On Friday, Apple alongside other tech companies and organizations wrote and sent a letter to both the Democratic and Republi8can house leaders calling on them to prevent the FBI from collecting web browsing data from users without a warrant. Gizmodo reports:
The letter comes as the House prepares to vote as early as next week to reauthorize three key FBI surveillance tools under the USA Freedom Act. The law, passed in 2015, enacted several privacy reforms brought on by the Edward Snowden revelations. But privacy hawks on Capitol Hill warn the re-authorization bill that is currently under consideration contains a gaping loophole that would enable the FBI to essentially scoop up the search and browser histories of U.S. citizens without a warrant.
The letter directly calls upon House Speaker Nany Pelosi and Minority Leader Kevin McCarthy to have the House vote on an amendment that would prevent the FBI from gaining access to American’s web browsing history without getting a warrant first. The letter reads:
Search and browsing history can provide a detailed portrait of our private lives. It may reveal medical conditions, religious beliefs, and personal relationships, and it should be protected by effective legal safeguards. Some of us do not collect this information; some of us have pressed the courts to adopt a higher standard for this data; all of us believe this information should only be produced with a warrant. Congress should take this opportunity to resolve any potential ambiguity and provide strong legal protections for all search and browsing history.
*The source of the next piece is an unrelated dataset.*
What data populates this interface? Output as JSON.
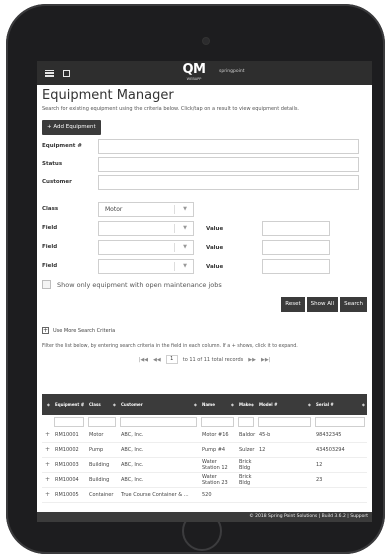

Our users demand that we serve as responsible stewards of their private information, and our industry is predicated on that trust. Americans deserve to have their online searches and browsing kept private, and only available to the government pursuant to a warrant. We respectfully urge you to include the text of the Wyden/Daines amendment as part of the USA FREEDOM Reauthorization Ac